How to complete this task
Throughout the listing below, show every line in which "value" occurs.
[Start of Attachment]
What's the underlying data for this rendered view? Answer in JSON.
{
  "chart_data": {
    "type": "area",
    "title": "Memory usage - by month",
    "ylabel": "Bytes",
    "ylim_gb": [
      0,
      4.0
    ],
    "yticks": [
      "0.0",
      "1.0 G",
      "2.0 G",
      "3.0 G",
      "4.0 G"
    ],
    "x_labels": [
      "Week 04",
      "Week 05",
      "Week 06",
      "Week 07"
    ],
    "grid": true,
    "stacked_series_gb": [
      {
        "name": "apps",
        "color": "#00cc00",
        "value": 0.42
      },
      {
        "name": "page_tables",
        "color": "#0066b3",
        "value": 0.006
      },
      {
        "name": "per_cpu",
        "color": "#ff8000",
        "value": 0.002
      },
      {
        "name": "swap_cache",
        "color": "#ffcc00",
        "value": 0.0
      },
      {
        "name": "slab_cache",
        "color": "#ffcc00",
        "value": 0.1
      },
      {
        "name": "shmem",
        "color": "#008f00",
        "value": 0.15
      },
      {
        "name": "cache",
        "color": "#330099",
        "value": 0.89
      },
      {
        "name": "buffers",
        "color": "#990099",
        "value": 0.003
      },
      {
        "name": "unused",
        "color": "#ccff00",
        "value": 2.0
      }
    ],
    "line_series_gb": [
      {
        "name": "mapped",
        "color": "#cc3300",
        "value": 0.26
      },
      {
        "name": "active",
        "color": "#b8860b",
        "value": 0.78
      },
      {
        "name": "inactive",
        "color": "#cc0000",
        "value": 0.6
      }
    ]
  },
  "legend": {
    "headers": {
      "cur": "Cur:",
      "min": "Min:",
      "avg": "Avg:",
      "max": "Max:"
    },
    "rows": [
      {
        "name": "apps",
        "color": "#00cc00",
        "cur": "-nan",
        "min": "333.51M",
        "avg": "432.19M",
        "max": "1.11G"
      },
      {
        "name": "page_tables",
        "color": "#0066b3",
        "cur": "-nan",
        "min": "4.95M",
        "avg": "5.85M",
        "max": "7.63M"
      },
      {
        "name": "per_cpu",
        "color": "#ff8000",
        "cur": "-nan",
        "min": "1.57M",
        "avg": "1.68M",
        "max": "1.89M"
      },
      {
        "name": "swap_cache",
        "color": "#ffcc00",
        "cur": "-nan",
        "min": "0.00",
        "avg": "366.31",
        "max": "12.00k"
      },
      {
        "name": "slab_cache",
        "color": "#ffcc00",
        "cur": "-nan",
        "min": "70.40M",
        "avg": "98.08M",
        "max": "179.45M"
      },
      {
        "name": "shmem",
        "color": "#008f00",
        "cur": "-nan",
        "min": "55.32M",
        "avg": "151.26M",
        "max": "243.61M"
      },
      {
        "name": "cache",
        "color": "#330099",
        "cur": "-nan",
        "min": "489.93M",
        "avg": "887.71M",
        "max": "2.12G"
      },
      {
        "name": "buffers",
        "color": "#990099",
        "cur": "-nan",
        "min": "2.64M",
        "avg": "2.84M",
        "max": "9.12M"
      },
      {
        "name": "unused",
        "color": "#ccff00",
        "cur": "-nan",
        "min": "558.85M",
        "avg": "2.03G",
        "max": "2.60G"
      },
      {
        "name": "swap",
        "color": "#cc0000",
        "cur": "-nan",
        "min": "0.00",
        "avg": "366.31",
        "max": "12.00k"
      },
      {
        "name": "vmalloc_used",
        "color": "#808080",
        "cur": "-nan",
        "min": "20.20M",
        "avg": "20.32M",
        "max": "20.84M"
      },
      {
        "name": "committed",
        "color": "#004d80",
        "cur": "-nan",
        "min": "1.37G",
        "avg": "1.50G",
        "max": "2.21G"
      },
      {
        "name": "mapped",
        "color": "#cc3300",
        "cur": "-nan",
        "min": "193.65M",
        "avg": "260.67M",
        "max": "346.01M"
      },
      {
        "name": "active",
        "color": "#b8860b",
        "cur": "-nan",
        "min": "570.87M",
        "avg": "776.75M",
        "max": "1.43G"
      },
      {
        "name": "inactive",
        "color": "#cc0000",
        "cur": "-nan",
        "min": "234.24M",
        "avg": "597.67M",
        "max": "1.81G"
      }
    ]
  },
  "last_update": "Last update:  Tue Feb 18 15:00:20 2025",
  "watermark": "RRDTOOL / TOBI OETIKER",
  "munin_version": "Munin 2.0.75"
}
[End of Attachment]
Written reply
        "value": 0.42
        "value": 0.006
        "value": 0.002
        "value": 0.0
        "value": 0.1
        "value": 0.15
        "value": 0.89
        "value": 0.003
        "value": 2.0
        "value": 0.26
        "value": 0.78
        "value": 0.6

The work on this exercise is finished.